“In this climate of fear and violence, people are fleeing for their lives into the bush or gathering in large groups seeking safety,” the MSF reports. Tens of thousands of Christians have sought refuge in the Catholic mission in Bossangoa, while about 2,000 Muslims took shelter in the Liberty School in the centre of the city. All are under the protection of the FOMAC, the Multinational Force of Central Africa.
"Some have even taken refuge in the pig pen"
Nestor Nongo Aziagba, the bishop of Bossangoa, has witnessed first-hand the influx of refugees to the church grounds.

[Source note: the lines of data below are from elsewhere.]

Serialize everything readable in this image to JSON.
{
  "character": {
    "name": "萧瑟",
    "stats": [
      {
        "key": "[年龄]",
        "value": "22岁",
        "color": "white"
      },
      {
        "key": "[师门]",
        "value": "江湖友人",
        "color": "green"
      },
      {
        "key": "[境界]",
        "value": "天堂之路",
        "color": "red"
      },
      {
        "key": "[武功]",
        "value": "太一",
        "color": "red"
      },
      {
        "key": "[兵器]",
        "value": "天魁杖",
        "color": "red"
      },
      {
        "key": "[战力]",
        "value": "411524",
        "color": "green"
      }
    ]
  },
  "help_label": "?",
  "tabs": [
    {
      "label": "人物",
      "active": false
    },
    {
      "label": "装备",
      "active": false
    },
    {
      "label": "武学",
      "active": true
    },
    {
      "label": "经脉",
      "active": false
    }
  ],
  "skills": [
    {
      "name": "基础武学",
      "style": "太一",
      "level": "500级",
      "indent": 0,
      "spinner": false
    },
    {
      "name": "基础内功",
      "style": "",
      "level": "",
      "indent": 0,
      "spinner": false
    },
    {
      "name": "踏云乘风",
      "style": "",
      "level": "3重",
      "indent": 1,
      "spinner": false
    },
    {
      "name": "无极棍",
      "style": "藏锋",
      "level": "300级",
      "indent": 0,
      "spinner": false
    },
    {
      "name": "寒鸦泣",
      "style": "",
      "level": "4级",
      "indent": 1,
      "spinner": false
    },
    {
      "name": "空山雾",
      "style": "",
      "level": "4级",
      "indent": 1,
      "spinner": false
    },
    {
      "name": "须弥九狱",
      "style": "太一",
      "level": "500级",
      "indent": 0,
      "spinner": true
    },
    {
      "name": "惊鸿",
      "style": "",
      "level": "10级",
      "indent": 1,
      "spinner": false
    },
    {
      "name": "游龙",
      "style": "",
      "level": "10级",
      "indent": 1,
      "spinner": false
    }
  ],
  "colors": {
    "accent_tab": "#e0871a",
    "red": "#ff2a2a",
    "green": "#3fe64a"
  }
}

Refugees started arriving at the Catholic mission on September 8. A week later there were already 15,000 here. Since the escalation of violence between the Séléka and ‘anti-Balaka’ militia, refugees have been arriving every day. According to Caritas [a Catholic relief organisation], there are around 39,000 displaced persons contained in a four hectare area, with the majority of them being women and children.The sanitary conditions are extremely poor, and a lot of the refugees are living with cattle they brought here. Until mid-September, most refugees had no shelter and were left completely exposed to the elements. Now, the Red Cross and UNICEF have brought tarps with which refugees have built tents, and toilet facilities have been installed. The premises of the Catholic mission here have been left at their disposal. Some have even taken refuge in the pig pen! These are desperate people seeking refuge from the current instability of the region.“Famine is a serious threat at the moment”The security situation is dire. Not a day goes by without someone being killed. Most men refuse to leave the area for fear of being kidnapped by the Séléka and being accused of being ‘anti-Balaka’ members. So mostly it's the women who leave the zone in hope of finding food and supplies, but they end up having to pay bribes on their way. And as agriculture and harvesting have been interrupted by the conflict, famine is a serious threat at the moment. We have made requests to the FAO [the Food and Agriculture Organization of the United Nations] for basic supplies.On a visit here three days ago, Prime Minister Nicolas Tiangaye pledged to clear out Séléka rebels and strengthen FOMAC forces. I hope with all my heart that he will keep his promise. Because if he doesn't, the situation will become catastrophic.
Post written with François-Damien Bourgery (@FDBourgery).